Masters champion Angel Cabrera and Graeme McDowell would hold strong claims on their best Stateside form. The latter is much preferred, having finished 4th at Le Golf National much earlier in his career. After top-20s in three of his last four starts, all of which came in top-class fields, McDowell made the final shortlist before being edged out by Hansen. In contrast, Cabrera has done nothing this season outside that Masters triumph, and the Argentinian has yet to make a top-10 in six trips to Paris.
 
A measure of how things can change quickly in golf lies in the fact that by far the biggest gun on show, Padraig Harrington, is almost an afterthought at 28/1. All eyes will be on the Irishman in a fortnight as he seeks to win his third consecutive Open, but unless he can find some form in Paris its unlikely many people will be backing him to do so. His form; five missed cuts out of the last six, one top-20 since the opening week of 2009; is actually that of a 200/1 also-ran. At least he has shown a liking for Le Golf National before, finishing 2nd on his sole previous visit.
 
As usual, the consistent Soren Kjeldsen deserves a mention on a course where he has finished top-12 in two of the last three years. From a course form perspective, an even better chance lies with Richard Green and Anders Hansen. The latter has four Paris top-15s this century, while Green looks every inch an obvious contender.

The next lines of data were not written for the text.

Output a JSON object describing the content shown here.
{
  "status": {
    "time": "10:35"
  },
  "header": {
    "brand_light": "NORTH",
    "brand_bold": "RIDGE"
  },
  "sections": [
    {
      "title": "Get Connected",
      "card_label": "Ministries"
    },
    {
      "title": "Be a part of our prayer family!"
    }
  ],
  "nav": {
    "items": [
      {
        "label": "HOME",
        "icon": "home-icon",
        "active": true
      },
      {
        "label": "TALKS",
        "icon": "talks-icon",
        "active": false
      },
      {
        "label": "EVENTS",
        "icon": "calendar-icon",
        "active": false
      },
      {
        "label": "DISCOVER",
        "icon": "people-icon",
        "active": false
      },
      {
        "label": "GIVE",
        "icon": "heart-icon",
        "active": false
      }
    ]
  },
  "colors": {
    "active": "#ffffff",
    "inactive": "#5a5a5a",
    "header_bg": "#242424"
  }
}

Three of his last four visits have produced top-7s, and excellent finishes of 6th and 9th in his two latest events further strengthen the Aussie left-hander’s case.
 
However, the likes of Green, Hansen and Kjeldsen and hardly prolific, and given that I’ve already picked one short-priced player with this profile, (Soren Hansen), there’s little value in taking restrictive odds about them. Especially in a tournament like this that has been repeatedly dominated by outsiders. The last seven French Open champions started at a minimum of 66/1, with last year’s winner Pablo Larrazabal the third 500/1 chance among them.